■ Aim of the task:
What you return should be the full listing, copied exactly and stripped of its pictures.
-- Opening Marker --
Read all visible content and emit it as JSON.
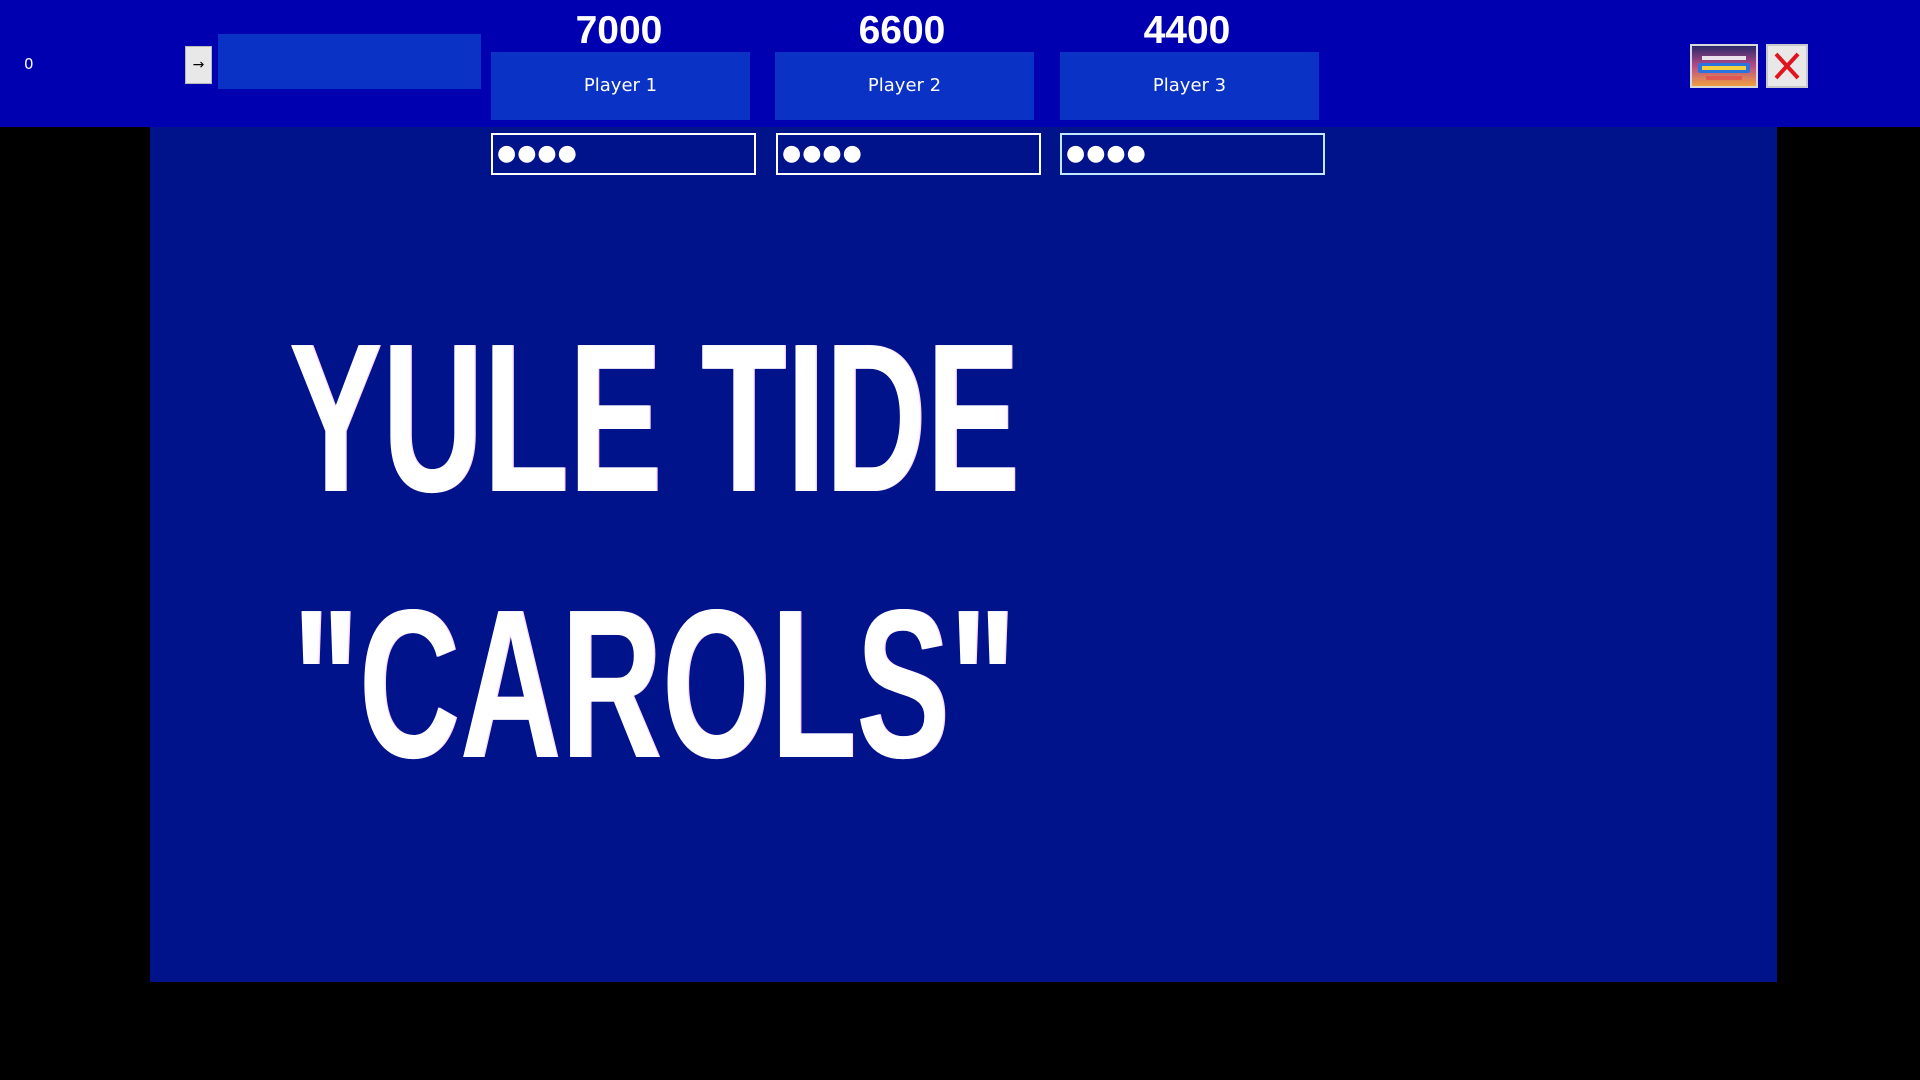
{
  "topbar": {
    "counter": "0",
    "advance_icon": "arrow-right-icon",
    "advance_glyph": "→",
    "final_jeopardy_icon": "final-jeopardy-logo-icon",
    "close_icon": "close-icon"
  },
  "players": [
    {
      "name": "Player 1",
      "score": "7000",
      "password": "●●●●"
    },
    {
      "name": "Player 2",
      "score": "6600",
      "password": "●●●●"
    },
    {
      "name": "Player 3",
      "score": "4400",
      "password": "●●●●"
    }
  ],
  "board": {
    "category_line1": "YULE TIDE",
    "category_line2": "\"CAROLS\""
  },
  "colors": {
    "topbar": "#0000b0",
    "tile": "#0a32c4",
    "board": "#00138a",
    "background": "#000000",
    "text": "#ffffff",
    "close_x": "#e0141e"
  }
}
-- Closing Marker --
■ Finished exercise:
Read all visible content and emit it as JSON.
{
  "topbar": {
    "counter": "0",
    "advance_icon": "arrow-right-icon",
    "advance_glyph": "→",
    "final_jeopardy_icon": "final-jeopardy-logo-icon",
    "close_icon": "close-icon"
  },
  "players": [
    {
      "name": "Player 1",
      "score": "7000",
      "password": "●●●●"
    },
    {
      "name": "Player 2",
      "score": "6600",
      "password": "●●●●"
    },
    {
      "name": "Player 3",
      "score": "4400",
      "password": "●●●●"
    }
  ],
  "board": {
    "category_line1": "YULE TIDE",
    "category_line2": "\"CAROLS\""
  },
  "colors": {
    "topbar": "#0000b0",
    "tile": "#0a32c4",
    "board": "#00138a",
    "background": "#000000",
    "text": "#ffffff",
    "close_x": "#e0141e"
  }
}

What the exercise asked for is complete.